Mildew control key to successful poppy crops in northern Tasmania
A preventative fungicide program that successfully controls both leaf and systemic downy mildew is the backbone of a successful poppy crop for northern Tasmanian grower, Ben Morrison.
Mr Morrison, who farms at Evandale, south-east of Launceston, said poppies were a finicky crop but could be very rewarding if grown properly. “Some people just don't have the patience for them but if they're treated right, they'll treat you right,” he said. “Our biggest challenge where we are is it's wet and with that comes disease."
In the past, leaf downy mildew was the major issue but that changed in 2014 with systemic downy mildew appearing in crops and causing considerable damage.
“Leaf downy is ok because we just have a set programme on that, but the systemic downy mildew is the scary one. It's an evil we've learned to live with but we're not able to eradicate it.”
Mr Morrison said systemic downy mildew was soil borne or seed borne and could be fatal to plants and crops if left unchecked. Last season, the decision was made to apply ORONDIS® Flexi fungicide from Syngenta to control systemic downy mildew.
“We used ORONDIS® Flexi as our big hitter,” Mr Morrison said.
ORONDIS® Flexi, utilises complementary modes of action to help maximise the yield potential of poppy crops.
“ORONDIS® Flexi contains two active ingredients which work together to provide control of both types of downy mildew,” said Syngenta Territory Sales Manager Wayne Richardson.
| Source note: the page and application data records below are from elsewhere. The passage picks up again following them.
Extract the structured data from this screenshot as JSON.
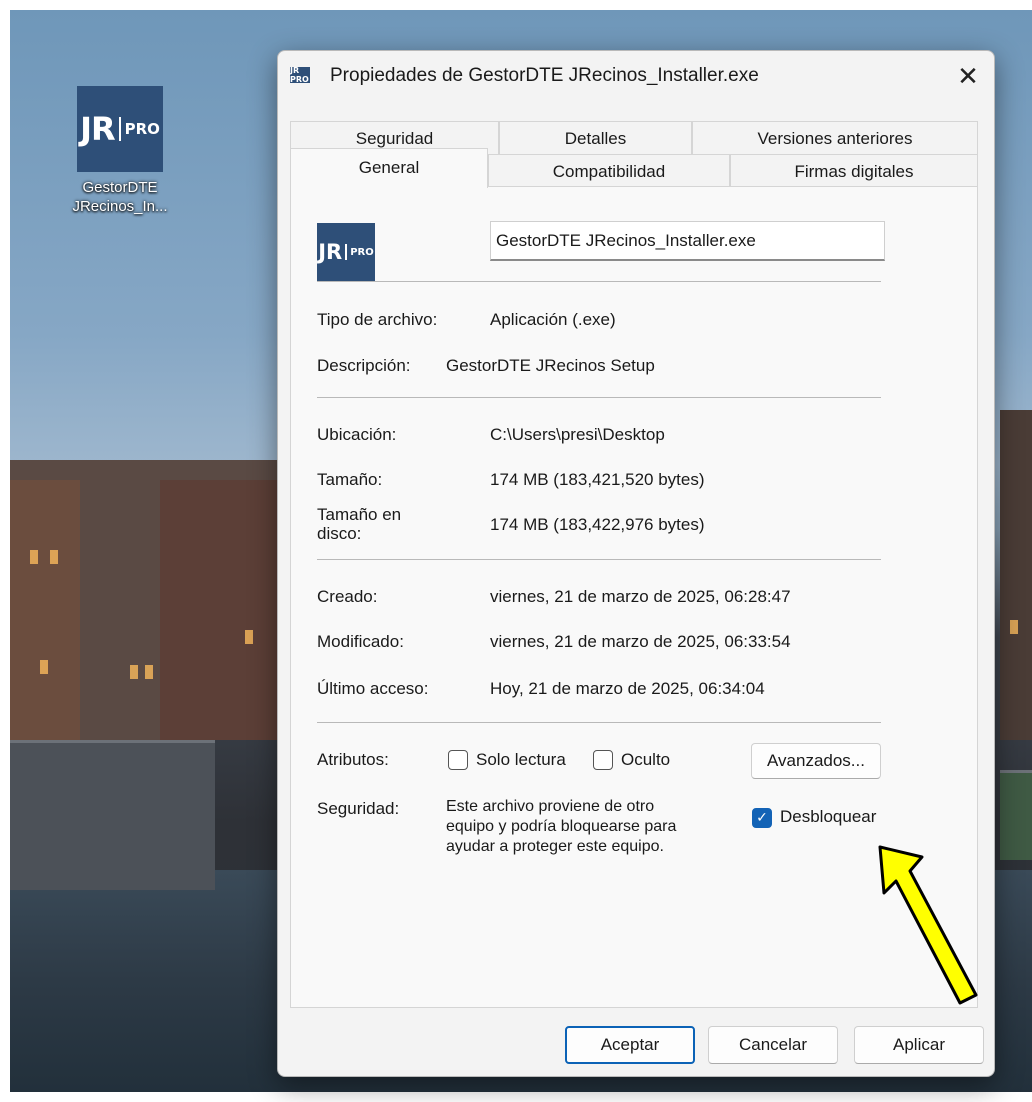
{
  "desktop": {
    "icon_tile": {
      "jr": "JR",
      "pro": "PRO"
    },
    "icon_label_line1": "GestorDTE",
    "icon_label_line2": "JRecinos_In..."
  },
  "dialog": {
    "title": "Propiedades de GestorDTE JRecinos_Installer.exe",
    "app_icon": "JR PRO",
    "close_glyph": "✕",
    "tabs_row1": [
      "Seguridad",
      "Detalles",
      "Versiones anteriores"
    ],
    "tabs_row2": [
      "General",
      "Compatibilidad",
      "Firmas digitales"
    ],
    "active_tab": "General",
    "general": {
      "file_icon": {
        "jr": "JR",
        "pro": "PRO"
      },
      "file_name": "GestorDTE JRecinos_Installer.exe",
      "type_label": "Tipo de archivo:",
      "type_value": "Aplicación (.exe)",
      "desc_label": "Descripción:",
      "desc_value": "GestorDTE JRecinos Setup",
      "location_label": "Ubicación:",
      "location_value": "C:\\Users\\presi\\Desktop",
      "size_label": "Tamaño:",
      "size_value": "174 MB (183,421,520 bytes)",
      "disk_size_label_1": "Tamaño en",
      "disk_size_label_2": "disco:",
      "disk_size_value": "174 MB (183,422,976 bytes)",
      "created_label": "Creado:",
      "created_value": "viernes, 21 de marzo de 2025, 06:28:47",
      "modified_label": "Modificado:",
      "modified_value": "viernes, 21 de marzo de 2025, 06:33:54",
      "accessed_label": "Último acceso:",
      "accessed_value": "Hoy, 21 de marzo de 2025, 06:34:04",
      "attributes_label": "Atributos:",
      "readonly_label": "Solo lectura",
      "readonly_checked": false,
      "hidden_label": "Oculto",
      "hidden_checked": false,
      "advanced_button": "Avanzados...",
      "security_label": "Seguridad:",
      "security_text_1": "Este archivo proviene de otro",
      "security_text_2": "equipo y podría bloquearse para",
      "security_text_3": "ayudar a proteger este equipo.",
      "unblock_label": "Desbloquear",
      "unblock_checked": true
    },
    "buttons": {
      "ok": "Aceptar",
      "cancel": "Cancelar",
      "apply": "Aplicar"
    }
  },
  "colors": {
    "accent": "#1363b6",
    "annotation_arrow": "#ffff00",
    "icon_bg": "#2e4f78"
  },
  "annotation": {
    "arrow_target": "unblock-checkbox",
    "arrow_color": "yellow"
  }
}
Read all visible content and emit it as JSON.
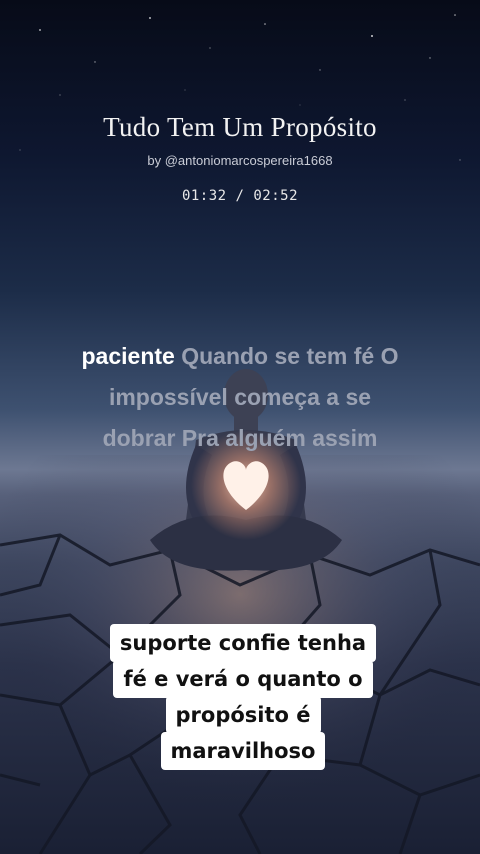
{
  "track": {
    "title": "Tudo Tem Um Propósito",
    "byline": "by @antoniomarcospereira1668",
    "time": "01:32 / 02:52"
  },
  "lyrics": {
    "active_word": "paciente",
    "line1_rest": " Quando se tem fé O",
    "line2": "impossível começa a se",
    "line3": "dobrar Pra alguém assim"
  },
  "caption": {
    "lines": [
      "suporte confie tenha",
      "fé e verá o quanto o",
      "propósito é",
      "maravilhoso"
    ]
  }
}
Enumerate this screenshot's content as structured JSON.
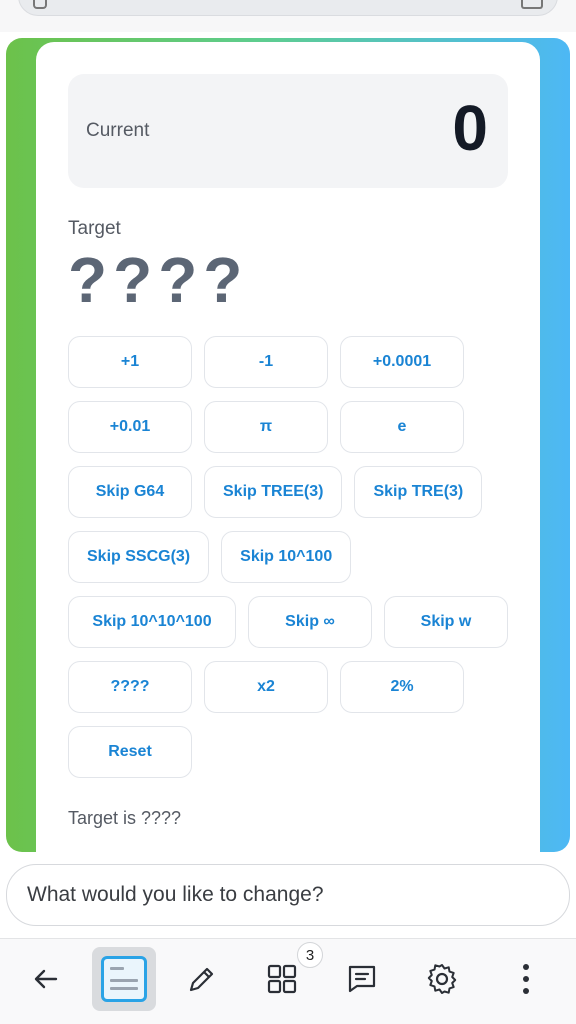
{
  "current": {
    "label": "Current",
    "value": "0"
  },
  "target": {
    "label": "Target",
    "value": "????"
  },
  "buttons": {
    "row1": [
      "+1",
      "-1",
      "+0.0001"
    ],
    "row2": [
      "+0.01",
      "π",
      "e"
    ],
    "row3": [
      "Skip G64",
      "Skip TREE(3)",
      "Skip TRE(3)"
    ],
    "row4": [
      "Skip SSCG(3)",
      "Skip 10^100"
    ],
    "row5": [
      "Skip 10^10^100",
      "Skip ∞",
      "Skip w"
    ],
    "row6": [
      "????",
      "x2",
      "2%"
    ],
    "row7": [
      "Reset"
    ]
  },
  "status": "Target is ????",
  "chat": {
    "placeholder": "What would you like to change?"
  },
  "toolbar": {
    "items": [
      "back-icon",
      "page-thumbnail",
      "pencil-icon",
      "grid-icon",
      "chat-icon",
      "gear-icon",
      "more-vertical-icon"
    ],
    "badge": "3"
  },
  "colors": {
    "accent": "#1a84d4",
    "gradient_start": "#6cc24a",
    "gradient_end": "#4db8f5",
    "thumbnail_border": "#2aa3e6"
  }
}
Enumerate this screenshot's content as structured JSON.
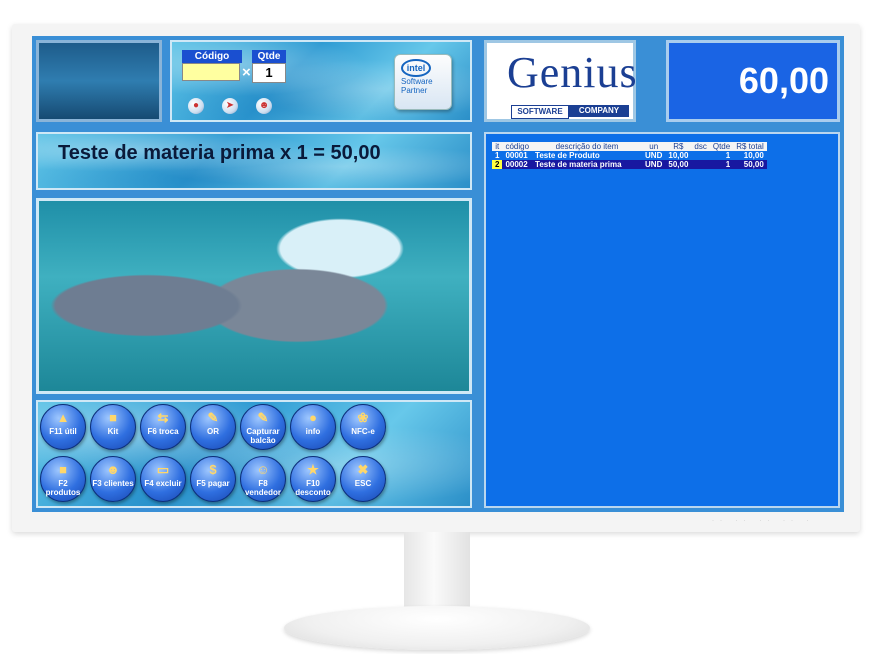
{
  "input": {
    "codigo_label": "Código",
    "qtde_label": "Qtde",
    "codigo_value": "",
    "times_sign": "×",
    "qtde_value": "1"
  },
  "intel": {
    "logo": "intel",
    "line1": "Software",
    "line2": "Partner"
  },
  "genius": {
    "name": "Genius",
    "tag_a": "SOFTWARE",
    "tag_b": "COMPANY"
  },
  "total": "60,00",
  "message": "Teste de materia prima x 1 = 50,00",
  "table": {
    "headers": [
      "it",
      "código",
      "descrição do item",
      "un",
      "R$",
      "dsc",
      "Qtde",
      "R$ total"
    ],
    "rows": [
      {
        "it": "1",
        "codigo": "00001",
        "descricao": "Teste de Produto",
        "un": "UND",
        "rs": "10,00",
        "dsc": "",
        "qtde": "1",
        "total": "10,00"
      },
      {
        "it": "2",
        "codigo": "00002",
        "descricao": "Teste de materia prima",
        "un": "UND",
        "rs": "50,00",
        "dsc": "",
        "qtde": "1",
        "total": "50,00"
      }
    ]
  },
  "buttons_row1": [
    "F11 útil",
    "Kit",
    "F6 troca",
    "OR",
    "Capturar balcão",
    "info",
    "NFC-e"
  ],
  "buttons_row2": [
    "F2 produtos",
    "F3 clientes",
    "F4 excluir",
    "F5 pagar",
    "F8 vendedor",
    "F10 desconto",
    "ESC"
  ],
  "icons": {
    "mini": [
      "binoculars-icon",
      "dolphin-icon",
      "figure-icon"
    ]
  }
}
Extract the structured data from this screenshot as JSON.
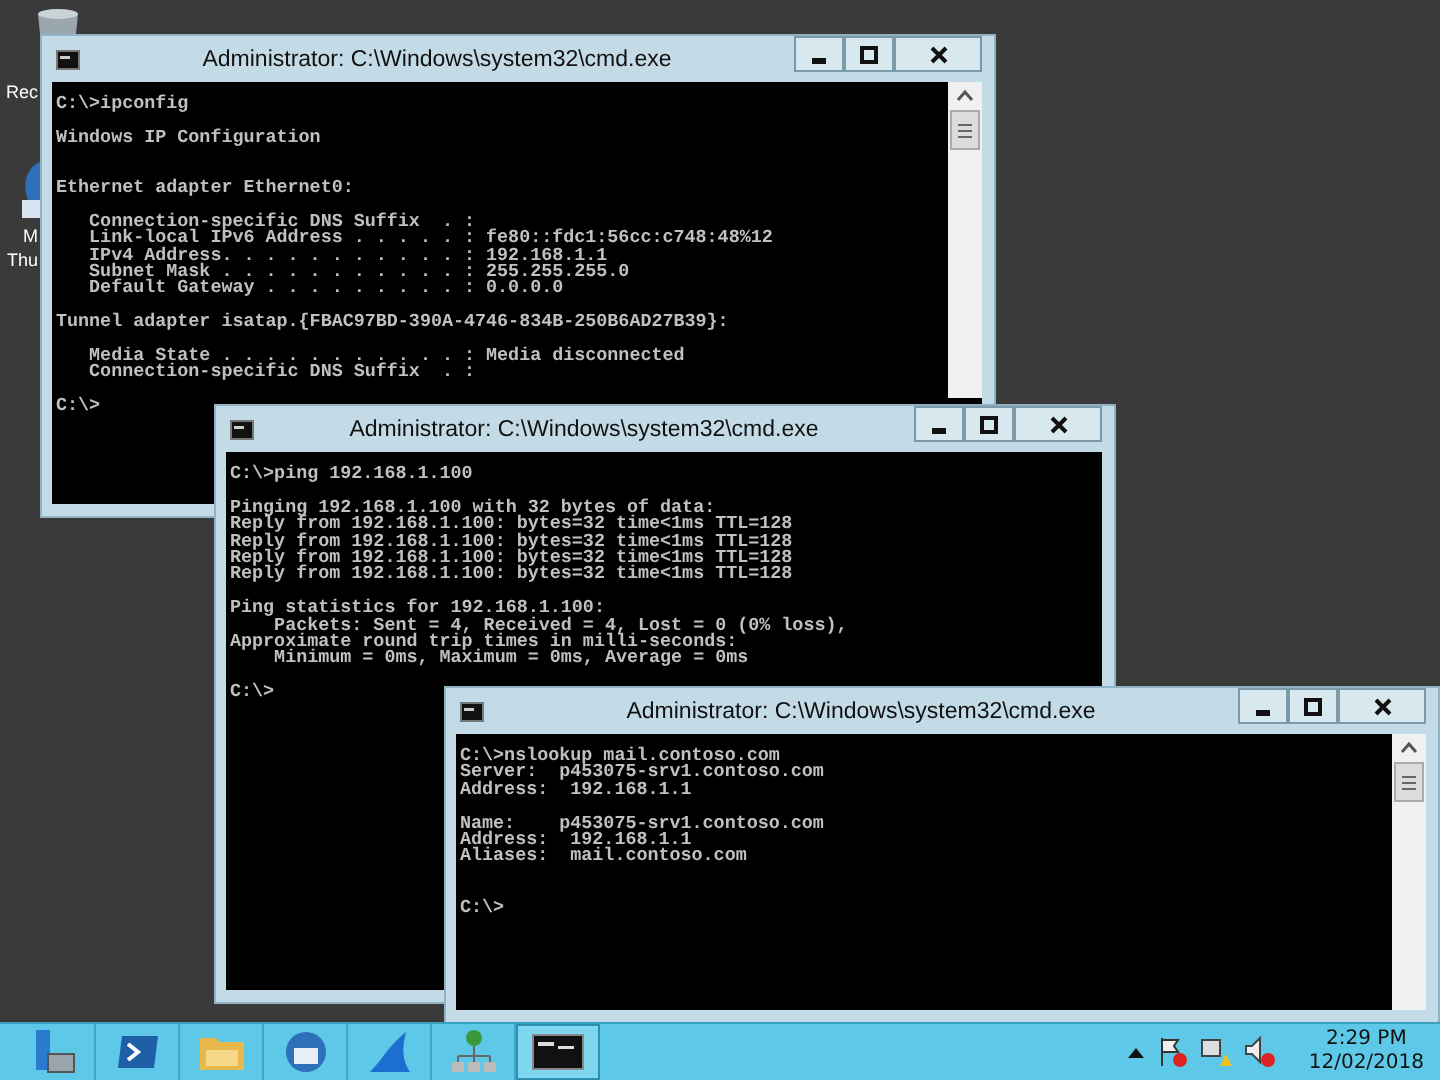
{
  "desktop_icons": [
    {
      "kind": "recycle-bin",
      "label_lines": [
        "Rec"
      ]
    },
    {
      "kind": "mail-app",
      "label_lines": [
        "M",
        "Thu"
      ]
    }
  ],
  "windows": [
    {
      "title": "Administrator: C:\\Windows\\system32\\cmd.exe",
      "scrollbar": true,
      "blocks": [
        {
          "blank_before": false,
          "double_blank_before": false,
          "lines": [
            "C:\\>ipconfig"
          ]
        },
        {
          "blank_before": true,
          "double_blank_before": false,
          "lines": [
            "Windows IP Configuration"
          ]
        },
        {
          "blank_before": true,
          "double_blank_before": true,
          "lines": [
            "Ethernet adapter Ethernet0:"
          ]
        },
        {
          "blank_before": true,
          "double_blank_before": false,
          "lines": [
            "   Connection-specific DNS Suffix  . :",
            "   Link-local IPv6 Address . . . . . : fe80::fdc1:56cc:c748:48%12",
            "   IPv4 Address. . . . . . . . . . . : 192.168.1.1",
            "   Subnet Mask . . . . . . . . . . . : 255.255.255.0",
            "   Default Gateway . . . . . . . . . : 0.0.0.0"
          ]
        },
        {
          "blank_before": true,
          "double_blank_before": false,
          "lines": [
            "Tunnel adapter isatap.{FBAC97BD-390A-4746-834B-250B6AD27B39}:"
          ]
        },
        {
          "blank_before": true,
          "double_blank_before": false,
          "lines": [
            "   Media State . . . . . . . . . . . : Media disconnected",
            "   Connection-specific DNS Suffix  . :"
          ]
        },
        {
          "blank_before": true,
          "double_blank_before": false,
          "lines": [
            "C:\\>"
          ]
        }
      ]
    },
    {
      "title": "Administrator: C:\\Windows\\system32\\cmd.exe",
      "scrollbar": false,
      "blocks": [
        {
          "blank_before": false,
          "double_blank_before": false,
          "lines": [
            "C:\\>ping 192.168.1.100"
          ]
        },
        {
          "blank_before": true,
          "double_blank_before": false,
          "lines": [
            "Pinging 192.168.1.100 with 32 bytes of data:",
            "Reply from 192.168.1.100: bytes=32 time<1ms TTL=128",
            "Reply from 192.168.1.100: bytes=32 time<1ms TTL=128",
            "Reply from 192.168.1.100: bytes=32 time<1ms TTL=128",
            "Reply from 192.168.1.100: bytes=32 time<1ms TTL=128"
          ]
        },
        {
          "blank_before": true,
          "double_blank_before": false,
          "lines": [
            "Ping statistics for 192.168.1.100:",
            "    Packets: Sent = 4, Received = 4, Lost = 0 (0% loss),",
            "Approximate round trip times in milli-seconds:",
            "    Minimum = 0ms, Maximum = 0ms, Average = 0ms"
          ]
        },
        {
          "blank_before": true,
          "double_blank_before": false,
          "lines": [
            "C:\\>"
          ]
        }
      ]
    },
    {
      "title": "Administrator: C:\\Windows\\system32\\cmd.exe",
      "scrollbar": true,
      "blocks": [
        {
          "blank_before": false,
          "double_blank_before": false,
          "lines": [
            "C:\\>nslookup mail.contoso.com",
            "Server:  p453075-srv1.contoso.com",
            "Address:  192.168.1.1"
          ]
        },
        {
          "blank_before": true,
          "double_blank_before": false,
          "lines": [
            "Name:    p453075-srv1.contoso.com",
            "Address:  192.168.1.1",
            "Aliases:  mail.contoso.com"
          ]
        },
        {
          "blank_before": true,
          "double_blank_before": true,
          "lines": [
            "C:\\>"
          ]
        }
      ]
    }
  ],
  "taskbar": {
    "items": [
      {
        "kind": "server",
        "selected": false
      },
      {
        "kind": "shell",
        "selected": false
      },
      {
        "kind": "folder",
        "selected": false
      },
      {
        "kind": "mail",
        "selected": false
      },
      {
        "kind": "fin",
        "selected": false
      },
      {
        "kind": "network",
        "selected": false
      },
      {
        "kind": "console",
        "selected": true
      }
    ],
    "clock": {
      "time": "2:29 PM",
      "date": "12/02/2018"
    }
  }
}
“It gives very high levels of control and when used as a preventative option, keeps poppies free of disease at a critical time of the season,” Mr Richardson said.
“Having dual activity, there is no need to tank mix with other products.”
Last season Mr Morrison applied ORONDIS® Flexi four weeks prior to flowering when there was enough leaf area in the crop to take up the fungicide and move systemically through the plant.
“Last year ORONDIS® Flexi went on and we had confidence in it, and it just sorted everything through to the end." Mr Morrison said there was an option to use two applications of ORONDIS® Flexi through the season, but as last season finished early, it wasn’t needed.
He said systemic downy mildew was there to stay and they were looking at extending rotations, working on hygiene and being careful with their chemistry. The lower demand for poppies this season has also helped their rotations.
“Generally, we grow a hundred to a hundred and fifty hectares and this year we cut back to forty hectares. It's a good excuse for us to push our rotations out a bit and try to get the benefit in the long run.”
“We rotate poppies one in four years at the moment, just because we're pushing it, but after this year, we'll be able to push a few paddocks out to one in five, which will be good."